TF-IDF space BoW + TF-IDF (N=2) LR (C=1) 0.91532 0.79257
BPE + TF-IDF BPE TF-IDF (N=3) LR (C=1) 0.92994 0.80349
BPE + W2V BPE Word2Vec LR (C=1) 0.80641 0.80568
Baseline TF-IDF BPE + TF-IDF BPE + W2V
Dev Accuracy Train Accuracy
The TF-IDF (Assignment part 2.1) achieves better accuracy than the baseline because
of the automatic weighting of tokens helps the regression algorithm to prioritize learning
on the words that actually mean things rather than common words like “the”. The third
BPE approach (Assignment part 2.2) performs better than the second TF-IDF one, because
we use a brand new tokenizer that better understand the dataset and can do sub-word
tokenization rather just spliting a sentence by whitespaces. The final one BPE + Word2Vec

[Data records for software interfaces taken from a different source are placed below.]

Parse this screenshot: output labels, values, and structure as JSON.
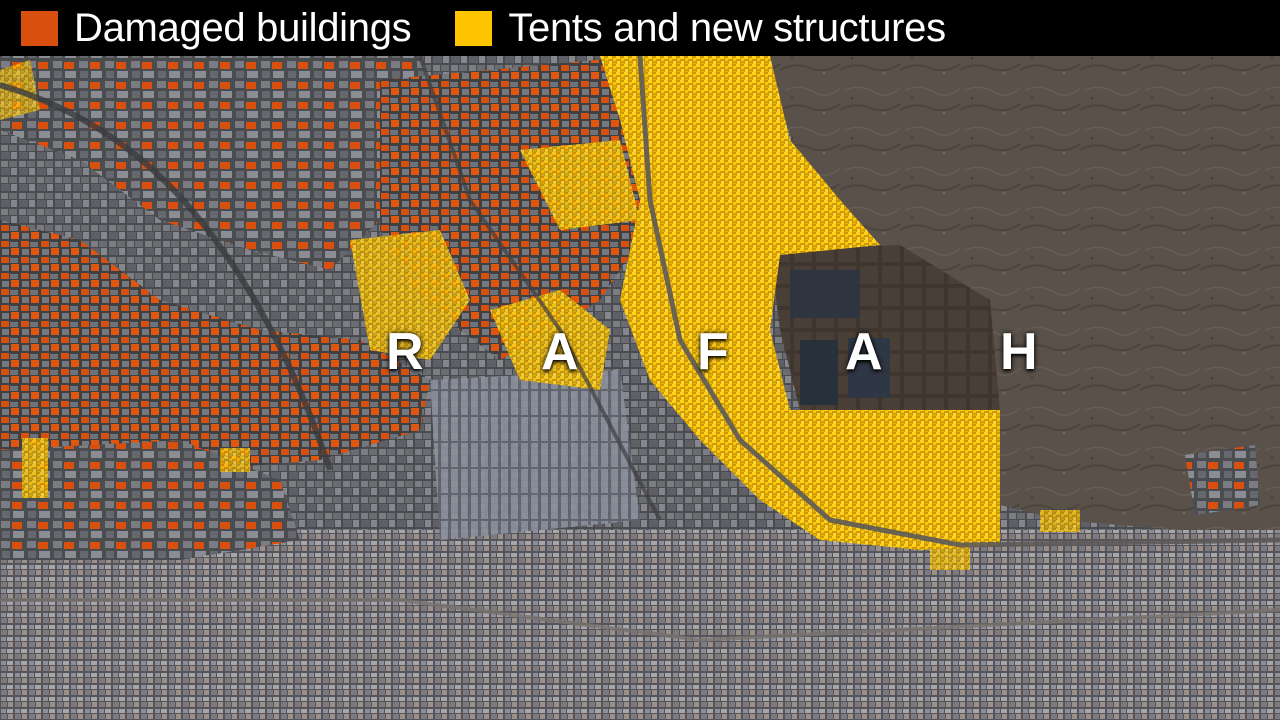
{
  "legend": {
    "items": [
      {
        "label": "Damaged buildings",
        "color": "#d9500e"
      },
      {
        "label": "Tents and new structures",
        "color": "#ffc400"
      }
    ]
  },
  "place_label": {
    "letters": [
      "R",
      "A",
      "F",
      "A",
      "H"
    ]
  },
  "colors": {
    "damaged": "#d9500e",
    "tents": "#ffc400",
    "urban_gray": "#6c6e73",
    "terrain": "#5e554d",
    "legend_background": "#000000"
  }
}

(Assignment part 2.2) got the highest accuracy percentage, due to the fact that both its
tokenizer and vectorizer part has some understanding of the underlying dataset, enabling
it to generate much better feature representation to help with LR-based classification than
other approaches.
We also tried stopword removal and stemming, and the improvements in accuracy in
those experiments is not as significant as replacing the tokenizer and vectorizer. Also due to
the space limitation of this report, we decide to only showcase the above two Independent
Feature Engineering approaches here.
In this report, we attempt to improve the feature extraction for text classification, and
manage to outperform the baseline of bag-of-words approach in all our experiments. And
in our experience, using BPE as tokenizer and Word2Vec as feature vectorizer generates the
best result on this particular dataset.
[1] Tomas Mikolov, Kai Chen, Greg Corrado, and Jeffrey Dean. 2013. Efficient estimation
of word representations in vector space. arXiv preprint arXiv:1301.3781 (2013).
[2] Rico Sennrich, Barry Haddow, and Alexandra Birch. 2015. Neural machine translation
of rare words with subword units. arXiv preprint arXiv:1508.07909 (2015).